Now 14, he has been working with Angioli once or twice a week since March and practicing at home nearly every day. During a recent session at Empower Physical Therapy, Angioli adjusted his posture and talked him through a series of subtle but challenging moves.
Angioli had been practicing for 25 years when a colleague told her about Schroth. The woman’s sister was a ballet dancer who after being told she needed surgery for scoliosis opted for a brace and Schroth therapy. The results were dramatic.
Angioli received her Schroth certificate from Hunter on Oct. 8, 2013. “Are we totally against surgery?” she asked. “Absolutely not. In some cases, it’s absolutely necessary.” And for many patients, bracing is required.
“Check those ribs,” she said as Trevor squared his shoulders. Gently tapping on his lower back, she coaxed, “Breathing here and here. Good!”
Later, Trevor hung by his arms from a special ladder, then, focusing on the weaker muscles in his shoulders and back, raised and lowered his body. In another exercise, he stretched sideways on the floor while Angioli slipped beanbags under his hip and neck, aligning his posture. He then lifted his top leg to strengthen targeted muscles, and, as before, drew breath into constricted spaces in his lungs.
“It was weird at first,” Trevor said. “But then I got used to it.”
At the time Shah recommended an operation, Trevor was in so much pain he could not sit through classes and his grades suffered.
“But I didn’t want surgery. It would have taken me four months to recover and I would have needed more physical therapy after that. Plus, it was really expensive and they would have given me heavy drugs.”
After he was put in a brace, he went for regular physical therapy, but “it made the pain worse.”

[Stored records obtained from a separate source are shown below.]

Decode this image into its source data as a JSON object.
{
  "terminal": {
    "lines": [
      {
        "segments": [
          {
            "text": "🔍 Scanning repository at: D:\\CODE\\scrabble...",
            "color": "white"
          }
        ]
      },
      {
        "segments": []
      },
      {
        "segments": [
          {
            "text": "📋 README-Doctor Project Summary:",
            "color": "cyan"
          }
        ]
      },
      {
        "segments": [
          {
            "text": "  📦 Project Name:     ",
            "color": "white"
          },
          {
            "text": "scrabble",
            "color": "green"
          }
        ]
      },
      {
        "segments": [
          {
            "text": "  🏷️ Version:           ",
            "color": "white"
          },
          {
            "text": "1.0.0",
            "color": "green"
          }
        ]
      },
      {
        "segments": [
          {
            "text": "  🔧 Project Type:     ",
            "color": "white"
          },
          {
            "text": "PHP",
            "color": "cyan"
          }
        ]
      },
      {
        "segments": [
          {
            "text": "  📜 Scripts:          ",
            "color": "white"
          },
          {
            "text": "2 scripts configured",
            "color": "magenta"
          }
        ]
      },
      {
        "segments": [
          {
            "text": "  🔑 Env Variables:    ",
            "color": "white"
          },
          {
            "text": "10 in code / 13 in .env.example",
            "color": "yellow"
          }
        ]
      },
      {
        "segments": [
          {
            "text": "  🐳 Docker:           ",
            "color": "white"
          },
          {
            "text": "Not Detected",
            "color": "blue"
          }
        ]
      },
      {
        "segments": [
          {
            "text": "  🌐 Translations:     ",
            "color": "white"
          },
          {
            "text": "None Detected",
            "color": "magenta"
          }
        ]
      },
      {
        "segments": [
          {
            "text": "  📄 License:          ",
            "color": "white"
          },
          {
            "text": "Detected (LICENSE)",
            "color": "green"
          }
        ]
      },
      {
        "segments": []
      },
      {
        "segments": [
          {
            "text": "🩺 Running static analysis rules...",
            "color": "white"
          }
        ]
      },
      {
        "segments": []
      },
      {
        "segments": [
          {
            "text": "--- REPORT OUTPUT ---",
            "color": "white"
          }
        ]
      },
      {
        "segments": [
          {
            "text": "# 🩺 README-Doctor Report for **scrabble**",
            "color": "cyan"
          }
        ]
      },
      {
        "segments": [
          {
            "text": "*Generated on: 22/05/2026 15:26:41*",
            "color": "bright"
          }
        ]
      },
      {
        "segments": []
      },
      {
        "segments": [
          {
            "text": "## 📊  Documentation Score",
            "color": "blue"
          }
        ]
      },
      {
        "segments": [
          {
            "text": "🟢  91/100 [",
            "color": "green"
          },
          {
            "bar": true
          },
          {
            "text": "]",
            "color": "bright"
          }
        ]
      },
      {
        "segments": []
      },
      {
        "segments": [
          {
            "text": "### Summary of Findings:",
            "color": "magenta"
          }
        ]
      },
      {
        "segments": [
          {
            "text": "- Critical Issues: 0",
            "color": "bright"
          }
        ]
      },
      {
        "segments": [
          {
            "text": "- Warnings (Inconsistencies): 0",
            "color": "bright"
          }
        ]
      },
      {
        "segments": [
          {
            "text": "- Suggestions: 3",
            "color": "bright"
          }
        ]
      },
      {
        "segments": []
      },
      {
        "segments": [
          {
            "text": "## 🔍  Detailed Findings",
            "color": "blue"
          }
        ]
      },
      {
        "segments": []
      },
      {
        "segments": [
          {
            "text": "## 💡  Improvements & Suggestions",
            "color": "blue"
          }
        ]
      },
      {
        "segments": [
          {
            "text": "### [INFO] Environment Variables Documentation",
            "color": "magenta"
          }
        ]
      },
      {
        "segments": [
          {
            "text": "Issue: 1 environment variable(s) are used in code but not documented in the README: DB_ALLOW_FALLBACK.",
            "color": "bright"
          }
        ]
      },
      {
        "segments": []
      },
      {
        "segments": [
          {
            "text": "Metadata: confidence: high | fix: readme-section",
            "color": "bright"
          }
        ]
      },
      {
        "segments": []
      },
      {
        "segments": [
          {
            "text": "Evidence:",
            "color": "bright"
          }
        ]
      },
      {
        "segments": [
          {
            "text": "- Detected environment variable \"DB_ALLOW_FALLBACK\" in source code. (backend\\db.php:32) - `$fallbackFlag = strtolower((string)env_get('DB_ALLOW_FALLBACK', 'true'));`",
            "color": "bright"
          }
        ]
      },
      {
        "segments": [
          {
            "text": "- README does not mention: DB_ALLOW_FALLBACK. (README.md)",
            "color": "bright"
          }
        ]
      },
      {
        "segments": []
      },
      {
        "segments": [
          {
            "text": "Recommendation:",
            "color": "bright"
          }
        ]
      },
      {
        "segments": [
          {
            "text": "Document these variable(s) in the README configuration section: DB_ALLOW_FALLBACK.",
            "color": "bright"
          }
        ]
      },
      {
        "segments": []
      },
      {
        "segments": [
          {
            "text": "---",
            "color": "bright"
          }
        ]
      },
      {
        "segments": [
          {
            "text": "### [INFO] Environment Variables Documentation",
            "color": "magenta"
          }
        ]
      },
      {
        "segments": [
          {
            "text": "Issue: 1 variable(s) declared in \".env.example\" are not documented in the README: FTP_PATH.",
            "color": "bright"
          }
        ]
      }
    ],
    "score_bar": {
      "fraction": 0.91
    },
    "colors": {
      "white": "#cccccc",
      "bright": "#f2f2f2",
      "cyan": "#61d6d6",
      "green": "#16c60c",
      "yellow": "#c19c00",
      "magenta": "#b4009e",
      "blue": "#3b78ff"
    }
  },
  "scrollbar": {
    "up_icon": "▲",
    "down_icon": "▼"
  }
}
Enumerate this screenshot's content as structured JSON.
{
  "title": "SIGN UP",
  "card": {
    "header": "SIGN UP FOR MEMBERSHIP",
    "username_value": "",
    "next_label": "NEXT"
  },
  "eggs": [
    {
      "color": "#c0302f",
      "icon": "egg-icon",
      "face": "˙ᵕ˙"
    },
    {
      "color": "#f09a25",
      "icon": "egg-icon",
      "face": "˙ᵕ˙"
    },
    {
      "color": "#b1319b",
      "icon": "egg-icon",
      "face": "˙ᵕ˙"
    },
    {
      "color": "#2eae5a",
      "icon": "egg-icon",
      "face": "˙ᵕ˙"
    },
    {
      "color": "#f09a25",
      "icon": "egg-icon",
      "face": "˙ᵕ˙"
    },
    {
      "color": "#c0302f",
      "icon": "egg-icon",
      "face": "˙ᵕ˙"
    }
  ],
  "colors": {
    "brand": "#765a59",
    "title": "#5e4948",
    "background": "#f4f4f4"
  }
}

Since he started with Angioli, he has doubled his lung capacity, is in much less pain, and can focus on his studies. When he was last X-rayed in August, his upper curve had fallen from 34 to 30 degrees and his lower curve from 35 to 27 degrees.
Trevor, who hopes to be an orthopedic surgeon one day, wonders why there is so much hesitation about Schroth. “It works,” he said. “They ought to spread it further.”